A recent study by the Society for Personality and Social Psychology has found what we have always felt to be true: having a hobby equates to bucketloads of happiness. Here at WeGoRo we have compiled a list of our favourite hobbies that will help you relieve stress, be present in the moment and achieve a sense of wellbeing.
Learning to play an instrument is a sure-fire way of getting your daily dose of happiness, as music has a dramatic effect on our mood and thought processes. Proven to reduce stress and anxiety, the intricate coordination required to translate sheet music into a beautiful tune makes transcending our daily struggles come naturally.
There really is nothing quite like curling up in a favourite spot with a good book. The perfect opportunity for escapism, reading opens up whole new worlds and experiences. There’s even a name for the kind of happiness derived from being immersed in a good book — bibliotherapy.
Knitting has been experiencing a retro revival for the last few years — now classes can be found pretty much anywhere, with many workplaces building lunchtime knitting sessions into the working day due to their positive effect on employee wellbeing. Surprisingly easy to get started once you have mastered a few simple starting stitches, it is the rhythmic, almost musical nature of the knitting needles clicking against one another that makes this hobby so mesmerisingly joyful.
Today, we are more likely to share a short but sweet Facebook status with our friends than write about our day in a diary — and in doing so have lost the valuable art of reflection. The physical act of putting pen to paper is highly therapeutic, and makes it much easier to put any worries or troubles into perspective.
Perhaps it is because of the infamous pottery wheel scene from the film Ghost, but there is something about creating a work of beauty from a lump of clay that appeals to our sense of sensual artistry. Whilst most of us probably don’t, unlike Demi Moore, happen to have a pottery wheel in our apartment, the good news is that classes are plentiful and not too expensive.
A hobby as old as the hills themselves....fresh air, the great outdoors, with nothing but the passing of time and the tread of your own feet to distract you from your thoughts. Now for the science part (that you probably already know): multiple studies have proven that a brisk walk may hold the same benefits as medication in cases of mild depression. So go ahead, get walking and release those endorphins!
The colours, smells, and textures experienced whilst cooking up a storm in the kitchen trigger a happiness response in us that is hard to deny. Immensely self-gratifying, the absolute best thing about cooking as a hobby is sampling your creations afterwards.
Arguably one of the most underrated, yet soul-expanding hobbies out there, star-gazing will leave you with a profound sense of wonder. You don’t need any specialist equipment, as on a clear night most constellations should be visible to the naked eye.

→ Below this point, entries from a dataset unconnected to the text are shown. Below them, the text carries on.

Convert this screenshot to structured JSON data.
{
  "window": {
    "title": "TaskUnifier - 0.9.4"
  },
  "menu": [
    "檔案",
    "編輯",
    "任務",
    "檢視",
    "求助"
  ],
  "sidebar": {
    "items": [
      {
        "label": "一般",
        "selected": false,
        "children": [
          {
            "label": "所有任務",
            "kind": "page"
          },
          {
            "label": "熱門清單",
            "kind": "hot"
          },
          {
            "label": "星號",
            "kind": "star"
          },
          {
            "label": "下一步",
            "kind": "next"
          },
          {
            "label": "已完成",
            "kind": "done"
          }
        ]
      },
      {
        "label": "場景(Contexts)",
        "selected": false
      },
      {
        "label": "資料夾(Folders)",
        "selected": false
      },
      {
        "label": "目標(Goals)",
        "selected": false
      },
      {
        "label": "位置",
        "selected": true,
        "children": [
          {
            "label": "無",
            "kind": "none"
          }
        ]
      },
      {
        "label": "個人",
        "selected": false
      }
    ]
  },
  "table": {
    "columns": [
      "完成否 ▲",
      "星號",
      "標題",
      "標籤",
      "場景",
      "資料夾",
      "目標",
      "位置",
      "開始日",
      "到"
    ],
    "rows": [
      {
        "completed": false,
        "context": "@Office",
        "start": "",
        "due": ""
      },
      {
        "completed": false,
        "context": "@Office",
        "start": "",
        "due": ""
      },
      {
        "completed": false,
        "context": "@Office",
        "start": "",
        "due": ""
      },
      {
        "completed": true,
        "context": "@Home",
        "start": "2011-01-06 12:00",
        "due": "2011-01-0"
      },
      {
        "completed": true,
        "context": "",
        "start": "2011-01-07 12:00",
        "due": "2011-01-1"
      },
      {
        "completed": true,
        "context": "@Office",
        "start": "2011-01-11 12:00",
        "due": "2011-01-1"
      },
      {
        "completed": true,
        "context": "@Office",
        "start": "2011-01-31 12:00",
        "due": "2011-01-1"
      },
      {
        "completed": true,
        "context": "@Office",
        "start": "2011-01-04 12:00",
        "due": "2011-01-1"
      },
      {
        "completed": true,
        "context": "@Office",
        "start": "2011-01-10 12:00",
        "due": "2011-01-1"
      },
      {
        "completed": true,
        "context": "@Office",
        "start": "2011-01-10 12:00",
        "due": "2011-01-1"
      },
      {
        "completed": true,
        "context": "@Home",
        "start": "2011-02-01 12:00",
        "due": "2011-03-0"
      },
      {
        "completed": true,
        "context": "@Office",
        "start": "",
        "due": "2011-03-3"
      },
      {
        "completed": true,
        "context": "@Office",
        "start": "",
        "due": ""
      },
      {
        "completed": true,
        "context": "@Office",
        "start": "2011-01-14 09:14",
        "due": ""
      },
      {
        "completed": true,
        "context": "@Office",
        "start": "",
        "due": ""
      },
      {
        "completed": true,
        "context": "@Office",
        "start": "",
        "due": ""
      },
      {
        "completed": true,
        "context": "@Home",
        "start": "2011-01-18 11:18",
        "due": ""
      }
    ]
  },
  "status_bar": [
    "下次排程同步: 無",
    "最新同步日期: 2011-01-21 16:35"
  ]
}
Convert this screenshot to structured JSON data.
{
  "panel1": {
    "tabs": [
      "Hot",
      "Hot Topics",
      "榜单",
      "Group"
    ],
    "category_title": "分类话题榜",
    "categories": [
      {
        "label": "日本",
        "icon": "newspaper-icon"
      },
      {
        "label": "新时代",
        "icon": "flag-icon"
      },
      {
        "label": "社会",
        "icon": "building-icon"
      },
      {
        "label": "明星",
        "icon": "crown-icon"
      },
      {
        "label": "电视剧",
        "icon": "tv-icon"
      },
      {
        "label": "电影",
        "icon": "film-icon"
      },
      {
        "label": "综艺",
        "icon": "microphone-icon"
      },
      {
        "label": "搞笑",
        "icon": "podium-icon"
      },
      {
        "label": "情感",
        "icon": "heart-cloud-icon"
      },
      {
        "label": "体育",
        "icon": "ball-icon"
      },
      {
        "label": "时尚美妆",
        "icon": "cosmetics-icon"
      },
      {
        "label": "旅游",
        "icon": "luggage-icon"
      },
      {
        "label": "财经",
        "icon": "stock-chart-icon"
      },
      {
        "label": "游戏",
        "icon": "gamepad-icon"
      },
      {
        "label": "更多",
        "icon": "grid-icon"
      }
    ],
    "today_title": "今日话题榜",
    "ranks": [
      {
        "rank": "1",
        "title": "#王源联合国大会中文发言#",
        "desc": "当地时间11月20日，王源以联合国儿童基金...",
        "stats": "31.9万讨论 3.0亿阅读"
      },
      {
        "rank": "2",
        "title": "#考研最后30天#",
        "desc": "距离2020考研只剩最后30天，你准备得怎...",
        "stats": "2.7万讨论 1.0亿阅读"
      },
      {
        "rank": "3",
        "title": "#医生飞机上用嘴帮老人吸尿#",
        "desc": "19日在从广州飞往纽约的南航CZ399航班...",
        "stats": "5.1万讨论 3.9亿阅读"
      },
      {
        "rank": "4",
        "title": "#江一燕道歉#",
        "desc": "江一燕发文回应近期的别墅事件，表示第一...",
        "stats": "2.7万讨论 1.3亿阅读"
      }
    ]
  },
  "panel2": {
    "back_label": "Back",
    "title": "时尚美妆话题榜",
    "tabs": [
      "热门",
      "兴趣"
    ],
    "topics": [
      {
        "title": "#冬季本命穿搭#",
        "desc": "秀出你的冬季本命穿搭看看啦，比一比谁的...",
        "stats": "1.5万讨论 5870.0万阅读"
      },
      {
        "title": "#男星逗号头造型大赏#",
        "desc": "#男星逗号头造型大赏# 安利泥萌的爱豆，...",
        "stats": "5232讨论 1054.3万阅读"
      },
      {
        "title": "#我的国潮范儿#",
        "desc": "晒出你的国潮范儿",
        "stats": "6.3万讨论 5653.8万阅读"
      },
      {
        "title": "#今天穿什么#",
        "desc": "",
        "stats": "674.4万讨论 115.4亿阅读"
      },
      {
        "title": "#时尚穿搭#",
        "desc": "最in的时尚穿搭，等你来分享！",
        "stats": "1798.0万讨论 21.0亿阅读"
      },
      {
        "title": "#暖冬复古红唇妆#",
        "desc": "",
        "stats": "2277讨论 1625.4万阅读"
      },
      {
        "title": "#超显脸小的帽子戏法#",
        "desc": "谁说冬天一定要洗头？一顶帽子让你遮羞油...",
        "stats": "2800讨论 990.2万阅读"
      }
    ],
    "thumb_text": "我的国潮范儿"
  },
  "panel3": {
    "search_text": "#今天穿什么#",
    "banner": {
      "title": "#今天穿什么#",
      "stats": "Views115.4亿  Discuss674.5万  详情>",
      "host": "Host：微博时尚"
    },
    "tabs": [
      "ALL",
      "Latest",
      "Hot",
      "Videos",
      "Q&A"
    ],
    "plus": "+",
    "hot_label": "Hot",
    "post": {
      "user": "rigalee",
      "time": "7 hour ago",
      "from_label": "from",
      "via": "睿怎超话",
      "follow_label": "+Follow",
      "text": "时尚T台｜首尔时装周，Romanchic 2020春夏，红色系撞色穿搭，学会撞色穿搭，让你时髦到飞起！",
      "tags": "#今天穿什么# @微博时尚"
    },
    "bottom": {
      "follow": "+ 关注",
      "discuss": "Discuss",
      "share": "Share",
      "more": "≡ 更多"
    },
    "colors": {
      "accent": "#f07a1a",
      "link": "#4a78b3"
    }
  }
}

Whilst many people find enormous pleasure in mapping and studying the stars, others prefer to gaze upon them and lose themselves a while.
There are numerous physical and emotional benefits to tending a garden, however big or small. The concentration required, and satisfaction gained, in nurturing a seedling into full bloom triggers a perennial sense of happiness. With this hobby, you really do ‘reap what you sow’ - as one of the best things about gardening is sitting back and admiring your hard work on a summer evening.
The connection between art and happiness is an established one — studies have shown that even just looking at a work of art triggers a state of euphoria much like being in love. It stands to reason, therefore, that creating your own masterpiece can spark a similar response. As with knitting and pottery, it is also the simple combination of connecting an abstract idea to a physical process that produces such a strong sense of wellbeing.